The pair said they had made saying "no" to sugar easy, tasty, and fun. "You can eat this whole box of Nui Cookies, and still consume less sugar than one traditional cookie," Quiaoit said on "Shark Tank." In the course of a year, the company claimed it had sold $1.1 million worth of cookies.

"Chef Wonderful" Kevin O'Leary offered Quiaoit and Macias $300,000 for a 2.5% stake in the company, but asked for royalties of $1 per unit, dropping to 45 cents after he'd recouped his investment. Barbara Corcoran also offered $300,000, broken down into $150,000 plus a $150,000 line of credit, as well as royalties of 50 cents per unit, in exchange for 15%. Then guest shark Alex Rodriguez came forward with a deal of $300,000 for 25% equity in the business, which Nui accepted.

Nui after Shark Tank

Nui founders Kristoffer Quiaoit and Victor Macias said on the company's Facebook that their "hearts pounded" with nerves during their "Shark Tank" experience. Since the show, the entrepreneurs said they had set their sights on "big goals," and Macias later claimed that landing a deal on Shark Tank changed his life forever.

Nui continued to grow after "Shark Tank," and made the most of the PR the show brought its way, running regular offers and giveaways via its social media, and sharing recipes such as Snickerdoodle cheesecake cake pops. The brand amassed more than 90,000 followers on Instagram, and 18,000 on Facebook. Nui was sold on Amazon, and in an interview with Food Navigator USA, Macia said he was exploring online sales on Walmart as well as brick-and-mortar opportunities for 2019. However, it appears that the deal with Rodriguez never came to fruition in the end, and no further details about it were made public. By early 2020, Nui had started to go quiet.

Is Nui still in business?

Nui's last Instagram post was in February 2020, and the same on Facebook. Reviews on Facebook started to include complaints that customers had placed orders but not received them — and were struggling to receive a refund.

In January 2022, Victor Macias confirmed on his own blog that Nui had shut down in 2020, and he had filed for bankruptcy. Several factors contributed to the business failing, he said, including "product quality issues," which meant recalling cookies, and quickly running into cashflow issues. The cost structure was also not viable, meaning Nui was losing money with each order. The founders not paying themselves for nine months was not enough to save it, according to Macias.

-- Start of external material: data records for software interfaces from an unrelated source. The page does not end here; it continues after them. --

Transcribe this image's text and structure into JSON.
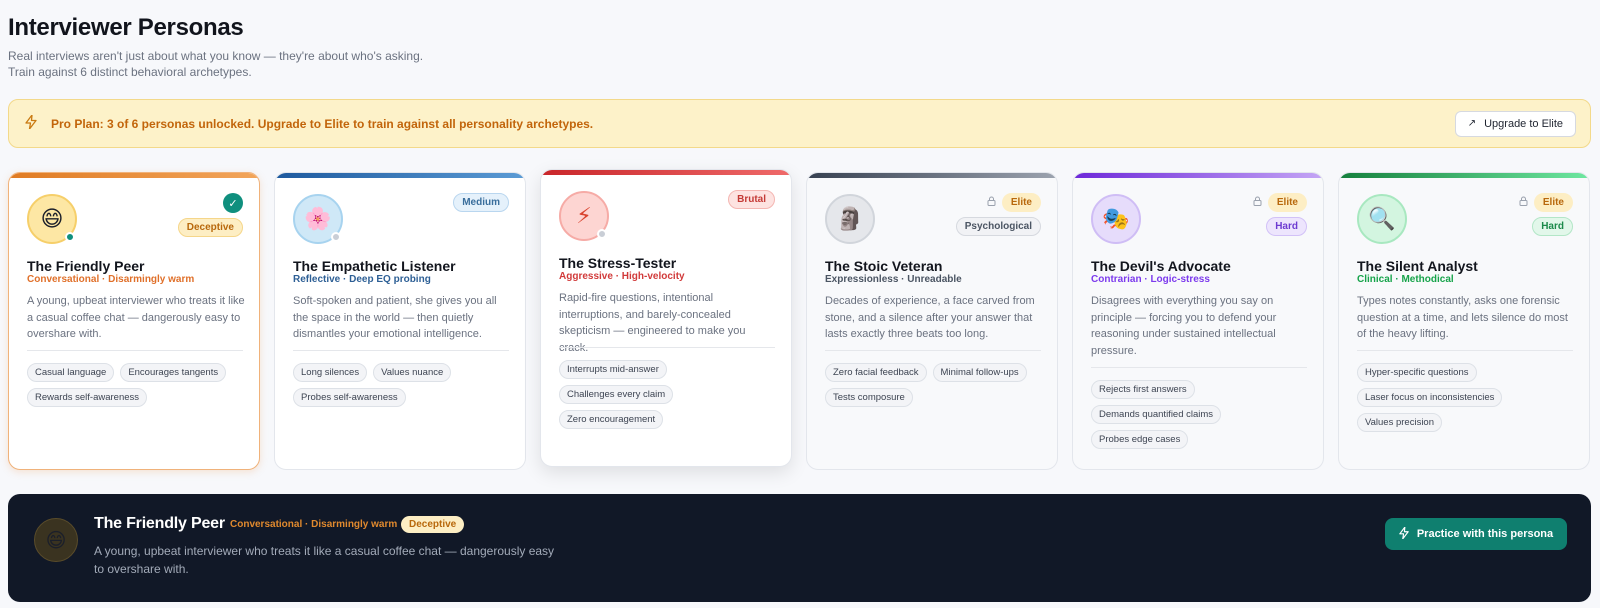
{
  "header": {
    "title": "Interviewer Personas",
    "subtitle": "Real interviews aren't just about what you know — they're about who's asking. Train against 6 distinct behavioral archetypes."
  },
  "banner": {
    "icon": "lightning-icon",
    "text": "Pro Plan: 3 of 6 personas unlocked. Upgrade to Elite to train against all personality archetypes.",
    "upgrade_label": "Upgrade to Elite"
  },
  "personas": [
    {
      "name": "The Friendly Peer",
      "tagline": "Conversational · Disarmingly warm",
      "difficulty": "Deceptive",
      "emoji": "😄",
      "description": "A young, upbeat interviewer who treats it like a casual coffee chat — dangerously easy to overshare with.",
      "tags": [
        "Casual language",
        "Encourages tangents",
        "Rewards self-awareness"
      ],
      "selected": true,
      "accent": "#e07b22"
    },
    {
      "name": "The Empathetic Listener",
      "tagline": "Reflective · Deep EQ probing",
      "difficulty": "Medium",
      "emoji": "🌸",
      "description": "Soft-spoken and patient, she gives you all the space in the world — then quietly dismantles your emotional intelligence.",
      "tags": [
        "Long silences",
        "Values nuance",
        "Probes self-awareness"
      ],
      "accent": "#2563a8"
    },
    {
      "name": "The Stress-Tester",
      "tagline": "Aggressive · High-velocity",
      "difficulty": "Brutal",
      "emoji": "⚡",
      "description": "Rapid-fire questions, intentional interruptions, and barely-concealed skepticism — engineered to make you crack.",
      "tags": [
        "Interrupts mid-answer",
        "Challenges every claim",
        "Zero encouragement"
      ],
      "accent": "#d63a3a"
    },
    {
      "name": "The Stoic Veteran",
      "tagline": "Expressionless · Unreadable",
      "difficulty": "Psychological",
      "locked_label": "Elite",
      "emoji": "🗿",
      "description": "Decades of experience, a face carved from stone, and a silence after your answer that lasts exactly three beats too long.",
      "tags": [
        "Zero facial feedback",
        "Minimal follow-ups",
        "Tests composure"
      ],
      "accent": "#4b5563"
    },
    {
      "name": "The Devil's Advocate",
      "tagline": "Contrarian · Logic-stress",
      "difficulty": "Hard",
      "locked_label": "Elite",
      "emoji": "🎭",
      "description": "Disagrees with everything you say on principle — forcing you to defend your reasoning under sustained intellectual pressure.",
      "tags": [
        "Rejects first answers",
        "Demands quantified claims",
        "Probes edge cases"
      ],
      "accent": "#7c3aed"
    },
    {
      "name": "The Silent Analyst",
      "tagline": "Clinical · Methodical",
      "difficulty": "Hard",
      "locked_label": "Elite",
      "emoji": "🔍",
      "description": "Types notes constantly, asks one forensic question at a time, and lets silence do most of the heavy lifting.",
      "tags": [
        "Hyper-specific questions",
        "Laser focus on inconsistencies",
        "Values precision"
      ],
      "accent": "#16a34a"
    }
  ],
  "footer": {
    "name": "The Friendly Peer",
    "tagline": "Conversational · Disarmingly warm",
    "badge": "Deceptive",
    "emoji": "😄",
    "description": "A young, upbeat interviewer who treats it like a casual coffee chat — dangerously easy to overshare with.",
    "practice_label": "Practice with this persona"
  }
}
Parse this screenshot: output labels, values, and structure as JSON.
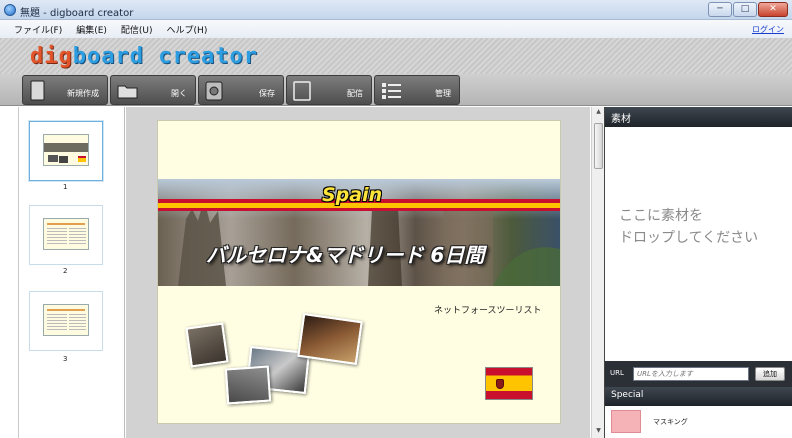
{
  "window": {
    "title": "無題 - digboard creator",
    "buttons": [
      "─",
      "□",
      "✕"
    ]
  },
  "menu": {
    "items": [
      "ファイル(F)",
      "編集(E)",
      "配信(U)",
      "ヘルプ(H)"
    ],
    "login": "ログイン"
  },
  "brand": {
    "logo_prefix": "dig",
    "logo_rest": "board creator"
  },
  "toolbar": {
    "buttons": [
      {
        "label": "新規作成",
        "icon": "new-document-icon"
      },
      {
        "label": "開く",
        "icon": "folder-icon"
      },
      {
        "label": "保存",
        "icon": "save-icon"
      },
      {
        "label": "配信",
        "icon": "publish-icon"
      },
      {
        "label": "管理",
        "icon": "list-icon"
      }
    ]
  },
  "thumbnails": [
    {
      "page": "1",
      "selected": true
    },
    {
      "page": "2",
      "selected": false
    },
    {
      "page": "3",
      "selected": false
    }
  ],
  "slide": {
    "banner_word": "Spain",
    "banner_title": "バルセロナ&マドリード 6日間",
    "company": "ネットフォースツーリスト",
    "photos": 4
  },
  "materials": {
    "header": "素材",
    "drop_text_line1": "ここに素材を",
    "drop_text_line2": "ドロップしてください",
    "url_label": "URL",
    "url_placeholder": "URLを入力します",
    "add_button": "追加",
    "special_header": "Special",
    "special_items": [
      {
        "label": "マスキング",
        "color": "#f5b3b8"
      }
    ]
  },
  "colors": {
    "accent_blue": "#2b9de0",
    "accent_orange": "#e2552b",
    "panel_dark": "#1e2329",
    "slide_bg": "#fffee3"
  }
}
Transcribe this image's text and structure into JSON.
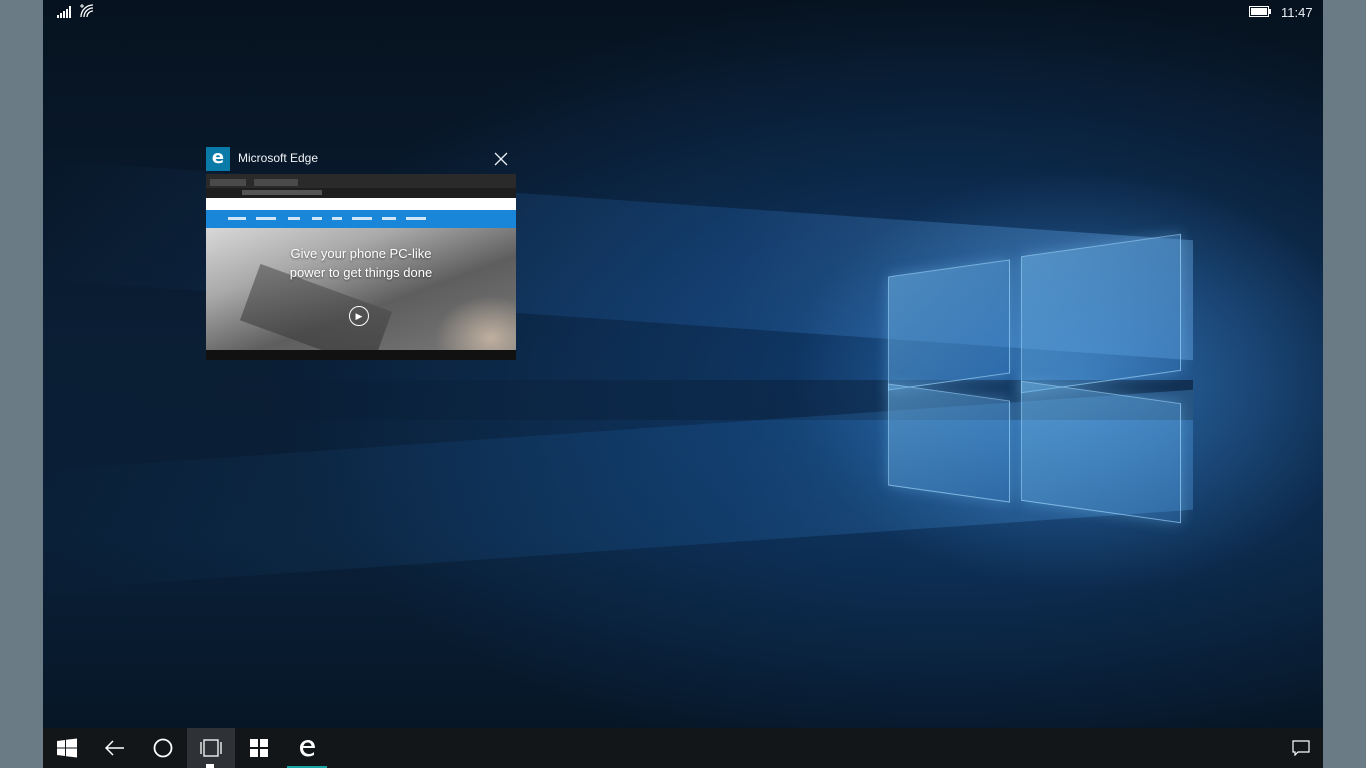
{
  "status_bar": {
    "signal_icon": "signal-bars-icon",
    "wifi_icon": "wifi-icon",
    "battery_icon": "battery-icon",
    "time": "11:47"
  },
  "task_view": {
    "app_icon": "edge-icon",
    "app_title": "Microsoft Edge",
    "close_icon": "close-icon",
    "preview": {
      "hero_text": "Give your phone PC-like power to get things done",
      "play_icon": "play-icon"
    }
  },
  "taskbar": {
    "buttons": [
      {
        "name": "start",
        "icon": "windows-logo-icon"
      },
      {
        "name": "back",
        "icon": "back-arrow-icon"
      },
      {
        "name": "cortana",
        "icon": "circle-icon"
      },
      {
        "name": "task-view",
        "icon": "task-view-icon"
      },
      {
        "name": "store",
        "icon": "store-icon"
      },
      {
        "name": "edge",
        "icon": "edge-icon"
      }
    ],
    "notification_icon": "action-center-icon"
  },
  "colors": {
    "accent": "#1aa5a5",
    "taskbar": "#121619",
    "edge_tile": "#0a7aa8",
    "site_nav": "#1a86d9"
  }
}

A LinkedIn post from Kristoffer Quiaoit in August 2022 went into further detail, explaining that the debt had become "too much to manage," and describing the pain and sense of shame he felt about losing the business. In March 2023, Quiaoit also described, during an emotional video interview with Emmanuel Eleyae, the impact the "debt spiral" and bankruptcy had on him and his family.

What's next for Nui's founders?

Nui founders Kristoffer Quiaoit and Victor Macias seem determined to bounce back after the ordeal of losing their business and having had to declare bankruptcy back in 2020. Quiaoit even said in the Eleyae interview that whatever he did next would be "a piece of cake."

Based in Anaheim, California, Kristoffer Quiaoit has gone on to co-found Good Journey Foods, returning to his passion for Keto-friendly sweet treats by selling low-sugar "neighborhood-donut-shop" cake donuts. Along with friend and co-founder, Helen Ma, the pair are aiming to mimic sugar's sweetness with allulose and stevia. He has been with the business since January 2021.

Macias has gone on to found several new ventures, according to LinkedIn. He founded Niarani, a social impact brand working with artisans across Mexico, in January 2021. He is a board member of the CSUF Center for Entrepreneurship and helps to mentor startups across various industries. In addition, he is the founder and business coach at Aligned Ventures, using his experience to help startups and entrepreneurs scale their businesses.